I took a cab by myself (in a foreign country) for the first time yesterday. I was going to an English tutoring session for two 13 year-olds and was going to bike there, but then it started pouring so a cab suddenly looked a lot better. I ended up walking back after the session, which was fortunate because I got to see a double rainbow above Bogota. Good times.

Chacho En Bogota: The Cows Are Off To Pasture

SuperVacas has ended. Ninety kids showed up on Friday. Monday there were about 50. It’s incredible how good news travels around the neighborhood. A lot of the kids were first-timers. It was an exhausting week because there were only 10 adult workers for the 90 kids that showed up, but everything got done and the kids had fun.

Also fun: Jorge’s birthday on Thursday. We had a block party – ping pong table, music, five different cakes, and lots of people hanging around. I didn’t mingle for too long because I had a pretty bad headache, but it was cool to see how block parties like that can happen, because they don’t happen often in the States – at least not as easily.

Should be going to El Centro tonight and Monday for some sightseeing and gift-buying. Report on that to come. Until then, estén bien.

— Chacho

Chacho En Bogota: Blessed Indeed

Some 70 kids came to SuperVacas today, which means the good word is spreading ’round the barrio. The kids played ping-pong and soccer today – I pinged a little pong before they did and remembered how much I loved playing. My backhand, though, is much stronger than my forehand.

The Encisos invited a boy from SuperVacas to have lunch with us today. It was a pretty modest lunch by usual standards: noodles with chicken and soup. But the boy said it’s as much food he’s had in a long time. It was humbling and a little heartbreaking. It made me realize just how blessed I am to have; three squares a day, a roof over my head and a pillow under it, the ability to come and live in Colombia for three months, family and friends who love me, money (however little of it) at my disposal, and, among many other things, an iPod and personal computer.

I’m blessed indeed.

– Chacho

Chacho En Bogota: Cows That Are Super

Today was Day 1 of, as Jorge would say, ¡¡¡SUPERVACAS!!!! It’s basically an AWANA-type day camp hosted by the church from 9am-12 every day this week. About 60 kids showed up today in total, so it was a lot of controlled chaos. It definitely brought me back to my days as a counselor at Lake Waubesa Bible Camp, but in the best way possible.

After a few worship songs and then a short teaching time (the theme for this week is “Jars of Clay”, or parrijas de barro), the kids got to actually work with some clay, resulting in many creative constructions and a lot of amorphous clay globs.

After a snack, game time. Out in the adjacent patio, the kids were divided into four teams and played racing games. The Red Team, captained by Jorge, eventually prevailed. I look forward to more craziness this week.

Chacho

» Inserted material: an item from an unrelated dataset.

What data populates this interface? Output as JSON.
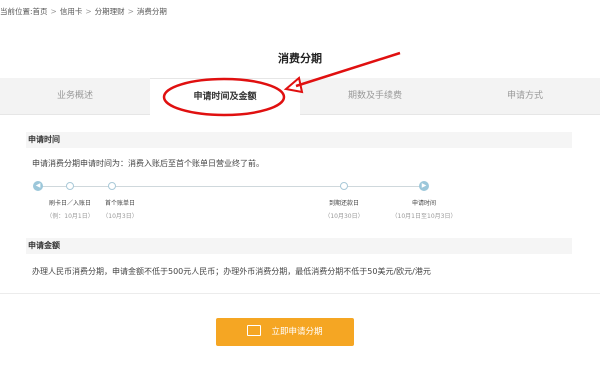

P.S. Tonight, Jorge brought back Cinnabons for everyone, in his words, “for a taste of home.” I replied that anything that clogged by arteries tasted like home to me. I don’t have to go over how it feels to eat a Cinnabon, but I will say this: God bless sugar.

Chacho En Bogota: Flea Market

I played drums this morning for church – the first time I’ve done so while I’ve been here. It’s been a while since I’ve played and it felt pretty good.

After church, a couple of people from the singles group, plus the Encisos and the adopting family, visited a flea market not far from our neighborhood for lunch and craft browsing. Lots of local artisans with booths. I’m glad I’m not into jewelry because there was way too much of it to buy. I did, though, get a gift or two and a wallet for myself.

The wallet was made by a dredlocked, Madison-type hippie not much older than me. His stated price was 20,000 pesos (about $11), but I’m lucky I had my Colombian friends with me because they balked and the vendor bumped it down to 15,000 pesos. He also threw in a friendship bracelet he quickly made on the spot and tied it on my hand, after I pledged to, in essence, keep love, peace, joy, happiness, etc., in my heart always.

Deal.

— Chacho